  • Eighty-six percent of IT developers work remotely, with almost one-third working from home full time, according to a study by DigitalOcean, a cloud-based platform. Of the more than 4,500 respondents to the study, Currents: A Seasonal Report on Developer Trends in the Cloud: Remote Work Edition, 43% said that the ability to work remotely is “a must-have” when considering a job offer.
  • Contrary to the belief that remote workers are isolated and disengaged from the workforce, 71% of respondents who work remotely said they feel connected to their organization’s community. However, the 29% of remote workers who feel isolated said they’re disengaged from their company’s culture and excluded from offline conversations with team members when working offsite. Seventy-six percent of respondents expected remote work to offer more work-life balance, but many reported working longer hours and that their work-life balance was only slightly better than their onsite colleagues.
  • Although remote work is considered the norm for developers, a plurality (47%) started working offsite between one and four years ago. The study also found that on a scale of 1-5, a flexible work schedule was “very important” to many of the respondents (44%).

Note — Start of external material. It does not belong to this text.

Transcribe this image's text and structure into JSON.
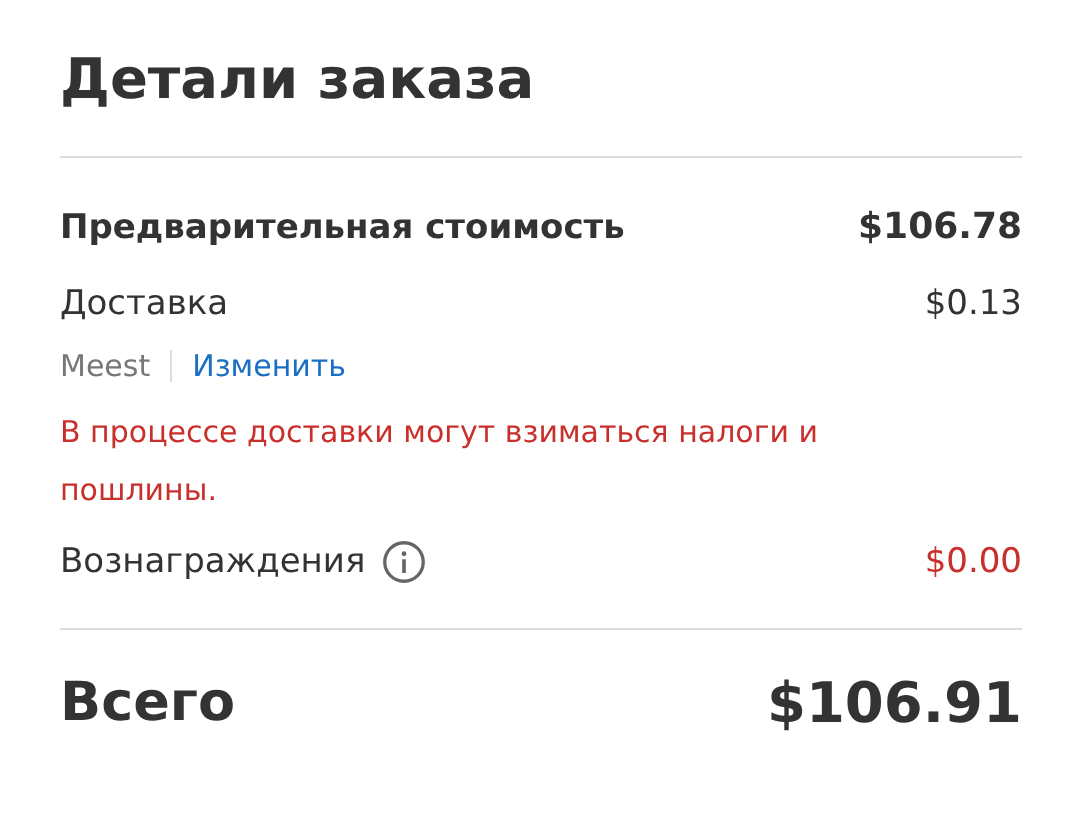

Despite the above-mentioned stats that shows an upward trajectory, that more companies are adopting a remote workforce mentality-you will have to build a compelling case on the benefits of remote work if your employer does not believe it in.

Here’s some additional stats from the article; “Remote work has swiftly become a norm, especially in a tight labor market with more specialized jobs. Since 2005, the number of U.S. employees who work from home at least half the time has more than doubled, according to the U.S. Bureau of Labor Statistics. But employers have been comparably slow in outlining how such arrangements work for their companies; a majority of employers surveyed in a 2018 Upwork study lacked any official remote work policy”.

Bottomline: There are certain jobs like payroll and HR and in some industries  that require employees to be in the office or on a job site. On the other hand, other jobs like software programing or sales can be done remotely.  In the end, if you have presented a strong business case on the reasons why you should work remotely, and it does not match with your employers’ corporate culture, it might be best, in the end, to start looking elsewhere.

To learn more about ATS and our Cloud-Based HCM Workforce Management application for mid-enterprise size organizations, go to our website.

You can also request a demonstration or register for one of our bi-monthly webinars. To reach an account executive by phone call: 866.294.2467.